Objectives To identify the intergender variation of on-scene time (OST) for highly urgent emergency cases conveyed by emergency medical services (EMS) in Saudi Arabia and to assess other predictors of OST and hypothesise for possible factors delaying OST. Design A retrospective population-based registry study. Setting Riyadh Province is the largest province in terms of population and the second in terms of geographical area. Participants All highly urgent transported patients from the scene to emergency departments, be they medical emergencies or trauma emergencies during 2018. Outcome measure OST difference between men and women transported by EMS. Results In total, 21 878 patients were included for analysis: 33.9% women and 66.1% men. The median OST for women was 22 min (IQR 15-30) and 18 min (IQR 11-26) for men (p<0.001); for medical cases, median OST was 23 min (IQR 16-31) for women compared with 20 min (IQR 13 - 29) for men (p<0.001); for trauma cases, the median OST of both sexes was equal. We found the following additional predictors of OST: factors of emergency type, sex, age category, geographical areas, type of ambulance vehicle and hospital type were all significantly associated with OST in the crude or adjusted analyses. Factors of emergency type, sex, age category, geographical areas, type of ambulance vehicle and hospital type were also significantly associated with the odds of OST of more than 15 min in the crude and adjusted regression analyses. Conclusions The median OST was longer than 15 min for more than half of transported cases. For medical cases, women had a longer median OST than men. Additional predictors associated with prolonged OST were the patient's age, area (ie, urban vs rural), type of ambulance vehicle and season. These findings are hypothesis generating and require further studies.

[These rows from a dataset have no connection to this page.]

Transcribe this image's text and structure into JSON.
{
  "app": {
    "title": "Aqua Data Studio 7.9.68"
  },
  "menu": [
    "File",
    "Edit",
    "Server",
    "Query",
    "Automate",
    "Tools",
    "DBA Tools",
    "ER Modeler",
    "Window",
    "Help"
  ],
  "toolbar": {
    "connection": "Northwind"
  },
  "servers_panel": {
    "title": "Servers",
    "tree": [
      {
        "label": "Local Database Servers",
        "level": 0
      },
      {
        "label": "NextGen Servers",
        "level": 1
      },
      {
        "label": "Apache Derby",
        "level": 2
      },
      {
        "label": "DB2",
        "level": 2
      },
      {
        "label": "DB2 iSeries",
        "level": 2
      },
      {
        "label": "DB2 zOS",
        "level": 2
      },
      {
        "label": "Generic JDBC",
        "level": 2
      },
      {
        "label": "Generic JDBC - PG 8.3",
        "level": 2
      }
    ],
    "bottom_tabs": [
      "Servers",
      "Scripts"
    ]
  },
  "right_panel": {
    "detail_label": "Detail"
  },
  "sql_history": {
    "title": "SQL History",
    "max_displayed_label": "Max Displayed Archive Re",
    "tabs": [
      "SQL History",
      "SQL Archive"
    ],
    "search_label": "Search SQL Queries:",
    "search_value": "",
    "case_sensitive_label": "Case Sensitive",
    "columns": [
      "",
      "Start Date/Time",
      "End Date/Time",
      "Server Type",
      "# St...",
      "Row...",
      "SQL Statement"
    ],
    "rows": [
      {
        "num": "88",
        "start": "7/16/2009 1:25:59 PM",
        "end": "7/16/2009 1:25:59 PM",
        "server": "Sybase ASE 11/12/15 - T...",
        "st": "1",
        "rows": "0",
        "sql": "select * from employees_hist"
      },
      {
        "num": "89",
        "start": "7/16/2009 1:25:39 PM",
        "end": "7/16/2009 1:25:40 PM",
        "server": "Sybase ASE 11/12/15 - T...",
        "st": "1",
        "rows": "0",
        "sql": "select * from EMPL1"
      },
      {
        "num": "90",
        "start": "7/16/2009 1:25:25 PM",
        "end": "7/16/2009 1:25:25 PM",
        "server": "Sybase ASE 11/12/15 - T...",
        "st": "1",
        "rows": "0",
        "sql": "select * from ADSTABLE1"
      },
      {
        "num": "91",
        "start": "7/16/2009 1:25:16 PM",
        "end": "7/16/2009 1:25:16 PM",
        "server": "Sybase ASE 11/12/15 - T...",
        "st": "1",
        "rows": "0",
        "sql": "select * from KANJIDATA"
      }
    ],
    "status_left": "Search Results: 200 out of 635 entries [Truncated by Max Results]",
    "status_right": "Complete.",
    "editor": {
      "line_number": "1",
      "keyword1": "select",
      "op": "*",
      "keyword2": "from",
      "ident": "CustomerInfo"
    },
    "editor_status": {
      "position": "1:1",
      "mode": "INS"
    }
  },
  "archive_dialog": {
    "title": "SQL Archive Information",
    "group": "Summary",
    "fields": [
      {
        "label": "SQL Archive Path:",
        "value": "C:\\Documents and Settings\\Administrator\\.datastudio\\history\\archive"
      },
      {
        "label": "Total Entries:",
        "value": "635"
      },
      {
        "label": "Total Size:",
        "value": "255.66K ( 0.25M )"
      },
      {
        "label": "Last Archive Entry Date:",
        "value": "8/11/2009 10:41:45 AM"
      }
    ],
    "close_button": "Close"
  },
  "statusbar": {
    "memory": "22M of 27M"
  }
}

- ACCIDENT & EMERGENCY MEDICINE
- HEALTH SERVICES ADMINISTRATION & MANAGEMENT
- Health policy
- PUBLIC HEALTH
- PREHOSPITAL TIME
- TRANSPORT TIMES
- GOLDEN HOUR